◆ Directions for this task ◆
Your answer should consist only of the records, copied exactly, with the images removed.

◆ Recorded data ◆
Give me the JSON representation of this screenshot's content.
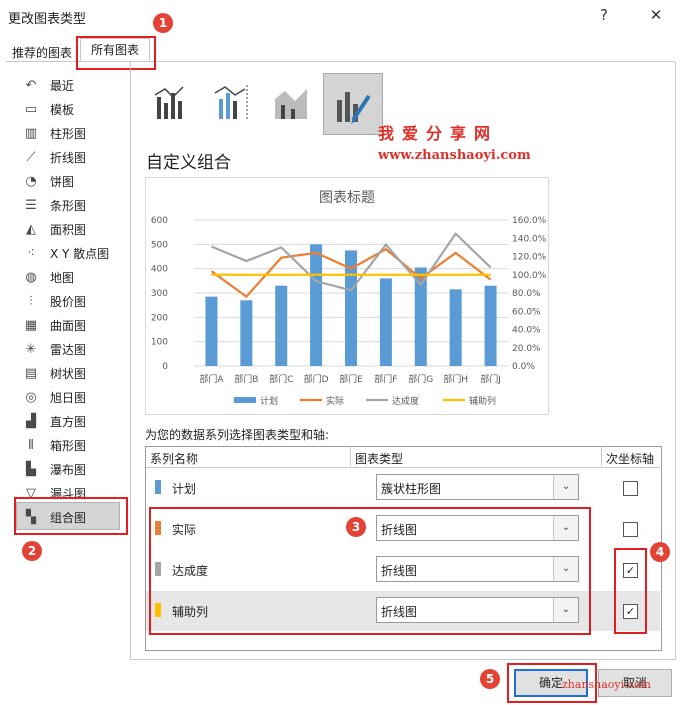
{
  "window": {
    "title": "更改图表类型",
    "help": "?",
    "close": "✕"
  },
  "tabs": {
    "recommended": "推荐的图表",
    "all": "所有图表"
  },
  "sidebar": {
    "items": [
      {
        "label": "最近",
        "icon": "recent-icon"
      },
      {
        "label": "模板",
        "icon": "template-icon"
      },
      {
        "label": "柱形图",
        "icon": "column-chart-icon"
      },
      {
        "label": "折线图",
        "icon": "line-chart-icon"
      },
      {
        "label": "饼图",
        "icon": "pie-chart-icon"
      },
      {
        "label": "条形图",
        "icon": "bar-chart-icon"
      },
      {
        "label": "面积图",
        "icon": "area-chart-icon"
      },
      {
        "label": "X Y 散点图",
        "icon": "scatter-chart-icon"
      },
      {
        "label": "地图",
        "icon": "map-chart-icon"
      },
      {
        "label": "股价图",
        "icon": "stock-chart-icon"
      },
      {
        "label": "曲面图",
        "icon": "surface-chart-icon"
      },
      {
        "label": "雷达图",
        "icon": "radar-chart-icon"
      },
      {
        "label": "树状图",
        "icon": "treemap-chart-icon"
      },
      {
        "label": "旭日图",
        "icon": "sunburst-chart-icon"
      },
      {
        "label": "直方图",
        "icon": "histogram-chart-icon"
      },
      {
        "label": "箱形图",
        "icon": "box-chart-icon"
      },
      {
        "label": "瀑布图",
        "icon": "waterfall-chart-icon"
      },
      {
        "label": "漏斗图",
        "icon": "funnel-chart-icon"
      },
      {
        "label": "组合图",
        "icon": "combo-chart-icon",
        "selected": true
      }
    ]
  },
  "section_title": "自定义组合",
  "watermark": {
    "text1": "我爱分享网",
    "text2": "www.zhanshaoyi.com",
    "text3": "zhanshaoyi.com"
  },
  "badges": [
    "1",
    "2",
    "3",
    "4",
    "5"
  ],
  "chart_data": {
    "type": "combo",
    "title": "图表标题",
    "categories": [
      "部门A",
      "部门B",
      "部门C",
      "部门D",
      "部门E",
      "部门F",
      "部门G",
      "部门H",
      "部门J"
    ],
    "y_left": {
      "ticks": [
        "0",
        "100",
        "200",
        "300",
        "400",
        "500",
        "600"
      ],
      "ylim": [
        0,
        600
      ]
    },
    "y_right": {
      "ticks": [
        "0.0%",
        "20.0%",
        "40.0%",
        "60.0%",
        "80.0%",
        "100.0%",
        "120.0%",
        "140.0%",
        "160.0%"
      ],
      "ylim": [
        0,
        160
      ]
    },
    "series": [
      {
        "name": "计划",
        "kind": "bar",
        "axis": "left",
        "color": "#5b9bd5",
        "values": [
          285,
          270,
          330,
          500,
          475,
          360,
          405,
          315,
          330
        ]
      },
      {
        "name": "实际",
        "kind": "line",
        "axis": "left",
        "color": "#ed7d31",
        "values": [
          390,
          285,
          445,
          465,
          400,
          480,
          360,
          465,
          355
        ]
      },
      {
        "name": "达成度",
        "kind": "line",
        "axis": "right",
        "color": "#a5a5a5",
        "values": [
          131,
          115,
          130,
          93,
          83,
          133,
          89,
          145,
          108
        ]
      },
      {
        "name": "辅助列",
        "kind": "line",
        "axis": "right",
        "color": "#ffc000",
        "values": [
          100,
          100,
          100,
          100,
          100,
          100,
          100,
          100,
          100
        ]
      }
    ],
    "legend": "bottom",
    "grid": true
  },
  "series_prompt": "为您的数据系列选择图表类型和轴:",
  "grid": {
    "headers": {
      "name": "系列名称",
      "type": "图表类型",
      "secondary": "次坐标轴"
    },
    "rows": [
      {
        "name": "计划",
        "color": "#5b9bd5",
        "type": "簇状柱形图",
        "secondary": false,
        "checkmark": ""
      },
      {
        "name": "实际",
        "color": "#ed7d31",
        "type": "折线图",
        "secondary": false,
        "checkmark": ""
      },
      {
        "name": "达成度",
        "color": "#a5a5a5",
        "type": "折线图",
        "secondary": true,
        "checkmark": "✓"
      },
      {
        "name": "辅助列",
        "color": "#ffc000",
        "type": "折线图",
        "secondary": true,
        "checkmark": "✓"
      }
    ]
  },
  "buttons": {
    "ok": "确定",
    "cancel": "取消"
  }
}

◆ Solution ◆
Give me the JSON representation of this screenshot's content.
{
  "window": {
    "title": "更改图表类型",
    "help": "?",
    "close": "✕"
  },
  "tabs": {
    "recommended": "推荐的图表",
    "all": "所有图表"
  },
  "sidebar": {
    "items": [
      {
        "label": "最近",
        "icon": "recent-icon"
      },
      {
        "label": "模板",
        "icon": "template-icon"
      },
      {
        "label": "柱形图",
        "icon": "column-chart-icon"
      },
      {
        "label": "折线图",
        "icon": "line-chart-icon"
      },
      {
        "label": "饼图",
        "icon": "pie-chart-icon"
      },
      {
        "label": "条形图",
        "icon": "bar-chart-icon"
      },
      {
        "label": "面积图",
        "icon": "area-chart-icon"
      },
      {
        "label": "X Y 散点图",
        "icon": "scatter-chart-icon"
      },
      {
        "label": "地图",
        "icon": "map-chart-icon"
      },
      {
        "label": "股价图",
        "icon": "stock-chart-icon"
      },
      {
        "label": "曲面图",
        "icon": "surface-chart-icon"
      },
      {
        "label": "雷达图",
        "icon": "radar-chart-icon"
      },
      {
        "label": "树状图",
        "icon": "treemap-chart-icon"
      },
      {
        "label": "旭日图",
        "icon": "sunburst-chart-icon"
      },
      {
        "label": "直方图",
        "icon": "histogram-chart-icon"
      },
      {
        "label": "箱形图",
        "icon": "box-chart-icon"
      },
      {
        "label": "瀑布图",
        "icon": "waterfall-chart-icon"
      },
      {
        "label": "漏斗图",
        "icon": "funnel-chart-icon"
      },
      {
        "label": "组合图",
        "icon": "combo-chart-icon",
        "selected": true
      }
    ]
  },
  "section_title": "自定义组合",
  "watermark": {
    "text1": "我爱分享网",
    "text2": "www.zhanshaoyi.com",
    "text3": "zhanshaoyi.com"
  },
  "badges": [
    "1",
    "2",
    "3",
    "4",
    "5"
  ],
  "chart_data": {
    "type": "combo",
    "title": "图表标题",
    "categories": [
      "部门A",
      "部门B",
      "部门C",
      "部门D",
      "部门E",
      "部门F",
      "部门G",
      "部门H",
      "部门J"
    ],
    "y_left": {
      "ticks": [
        "0",
        "100",
        "200",
        "300",
        "400",
        "500",
        "600"
      ],
      "ylim": [
        0,
        600
      ]
    },
    "y_right": {
      "ticks": [
        "0.0%",
        "20.0%",
        "40.0%",
        "60.0%",
        "80.0%",
        "100.0%",
        "120.0%",
        "140.0%",
        "160.0%"
      ],
      "ylim": [
        0,
        160
      ]
    },
    "series": [
      {
        "name": "计划",
        "kind": "bar",
        "axis": "left",
        "color": "#5b9bd5",
        "values": [
          285,
          270,
          330,
          500,
          475,
          360,
          405,
          315,
          330
        ]
      },
      {
        "name": "实际",
        "kind": "line",
        "axis": "left",
        "color": "#ed7d31",
        "values": [
          390,
          285,
          445,
          465,
          400,
          480,
          360,
          465,
          355
        ]
      },
      {
        "name": "达成度",
        "kind": "line",
        "axis": "right",
        "color": "#a5a5a5",
        "values": [
          131,
          115,
          130,
          93,
          83,
          133,
          89,
          145,
          108
        ]
      },
      {
        "name": "辅助列",
        "kind": "line",
        "axis": "right",
        "color": "#ffc000",
        "values": [
          100,
          100,
          100,
          100,
          100,
          100,
          100,
          100,
          100
        ]
      }
    ],
    "legend": "bottom",
    "grid": true
  },
  "series_prompt": "为您的数据系列选择图表类型和轴:",
  "grid": {
    "headers": {
      "name": "系列名称",
      "type": "图表类型",
      "secondary": "次坐标轴"
    },
    "rows": [
      {
        "name": "计划",
        "color": "#5b9bd5",
        "type": "簇状柱形图",
        "secondary": false,
        "checkmark": ""
      },
      {
        "name": "实际",
        "color": "#ed7d31",
        "type": "折线图",
        "secondary": false,
        "checkmark": ""
      },
      {
        "name": "达成度",
        "color": "#a5a5a5",
        "type": "折线图",
        "secondary": true,
        "checkmark": "✓"
      },
      {
        "name": "辅助列",
        "color": "#ffc000",
        "type": "折线图",
        "secondary": true,
        "checkmark": "✓"
      }
    ]
  },
  "buttons": {
    "ok": "确定",
    "cancel": "取消"
  }
}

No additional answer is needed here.